I had The Indy sitting next to me for a week or more like some sort of talisman of good luck finding my calling when, in between reading for school, I read up on the paper’s history and realized that it has been functioning as a launchpad for independent journalists since its inception.
I reached out to The Indy and received immediate follow up and subsequent opportunities to write stories, to help with editorial work and to steward a box of papers in my neighborhood. Through The Indypendent, I’m experiencing connections between the work of chaplaincy and journalism — two vocations committed to integrative practices of listening to and caring for the stories that matter in our world.
We are all interconnected in the work of free, independent journalism. The Indy relies on the support of readers like you to keep eyes and ears on the ground where everyday people are shaping our future and the stories that will eventually shape our memory of the past. Support The Indypendent today!
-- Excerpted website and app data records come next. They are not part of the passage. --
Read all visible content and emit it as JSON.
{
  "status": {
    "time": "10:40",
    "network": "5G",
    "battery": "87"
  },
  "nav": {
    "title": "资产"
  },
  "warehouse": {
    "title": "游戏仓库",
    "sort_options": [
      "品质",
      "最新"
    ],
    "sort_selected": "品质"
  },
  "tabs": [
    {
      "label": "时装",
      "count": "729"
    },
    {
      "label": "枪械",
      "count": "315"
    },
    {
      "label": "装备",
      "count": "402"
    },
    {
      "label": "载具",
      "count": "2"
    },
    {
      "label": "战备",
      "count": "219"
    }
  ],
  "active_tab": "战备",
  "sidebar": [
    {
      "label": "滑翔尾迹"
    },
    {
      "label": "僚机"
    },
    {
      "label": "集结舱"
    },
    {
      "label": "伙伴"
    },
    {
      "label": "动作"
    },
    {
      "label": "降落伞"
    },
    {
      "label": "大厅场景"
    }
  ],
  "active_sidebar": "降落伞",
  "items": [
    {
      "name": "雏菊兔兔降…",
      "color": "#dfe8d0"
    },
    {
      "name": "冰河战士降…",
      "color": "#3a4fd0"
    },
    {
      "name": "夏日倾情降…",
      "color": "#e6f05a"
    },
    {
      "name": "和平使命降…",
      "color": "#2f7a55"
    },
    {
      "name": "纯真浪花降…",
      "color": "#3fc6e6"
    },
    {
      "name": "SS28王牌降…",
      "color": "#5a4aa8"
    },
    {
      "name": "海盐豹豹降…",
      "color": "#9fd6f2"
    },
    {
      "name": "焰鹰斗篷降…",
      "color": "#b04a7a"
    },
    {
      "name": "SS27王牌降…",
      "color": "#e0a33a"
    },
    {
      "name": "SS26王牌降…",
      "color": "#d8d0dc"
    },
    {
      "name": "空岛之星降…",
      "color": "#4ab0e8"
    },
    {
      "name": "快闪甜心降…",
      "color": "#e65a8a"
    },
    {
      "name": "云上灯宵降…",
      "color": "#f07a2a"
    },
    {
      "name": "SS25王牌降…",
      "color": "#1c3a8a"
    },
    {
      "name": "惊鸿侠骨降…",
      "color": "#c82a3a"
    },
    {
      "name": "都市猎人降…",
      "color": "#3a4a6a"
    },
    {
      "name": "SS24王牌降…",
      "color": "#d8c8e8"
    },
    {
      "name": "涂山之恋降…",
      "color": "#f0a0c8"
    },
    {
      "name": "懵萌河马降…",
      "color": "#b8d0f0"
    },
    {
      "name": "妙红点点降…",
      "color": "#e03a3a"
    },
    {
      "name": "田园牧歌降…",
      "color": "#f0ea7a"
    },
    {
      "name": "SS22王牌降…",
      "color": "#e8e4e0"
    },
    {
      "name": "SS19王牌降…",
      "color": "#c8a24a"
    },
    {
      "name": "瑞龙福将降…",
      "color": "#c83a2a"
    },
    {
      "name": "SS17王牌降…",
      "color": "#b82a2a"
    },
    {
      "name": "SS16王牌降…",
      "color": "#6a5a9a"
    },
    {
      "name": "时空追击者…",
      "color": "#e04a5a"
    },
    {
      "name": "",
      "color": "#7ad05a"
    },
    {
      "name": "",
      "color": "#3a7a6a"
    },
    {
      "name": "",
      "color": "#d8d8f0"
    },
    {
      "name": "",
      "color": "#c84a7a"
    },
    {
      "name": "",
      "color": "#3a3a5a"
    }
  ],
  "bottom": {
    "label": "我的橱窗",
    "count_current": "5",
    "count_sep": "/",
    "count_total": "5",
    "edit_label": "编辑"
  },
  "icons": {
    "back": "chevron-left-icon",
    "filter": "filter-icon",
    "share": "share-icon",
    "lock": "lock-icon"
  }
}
My First Year at The Indypendent
by Amba Guerguerian
Creating Space for Artists
by Frank Reynoso
Supporting The Indy Means Supporting Young Journalists Like Me
by Katya Schwenk
“I Had Zero Experience”
by Sarah Stuteville
The Indy Is the Ultimate Megaphone
by Olivia Riggio
Please support independent media today! Now celebrating its 22nd year publishing, The Indypendent is still standing but it’s not easy. Make a recurring or one-time donation today or subscribe to our monthly print edition and get every copy sent straight to your home.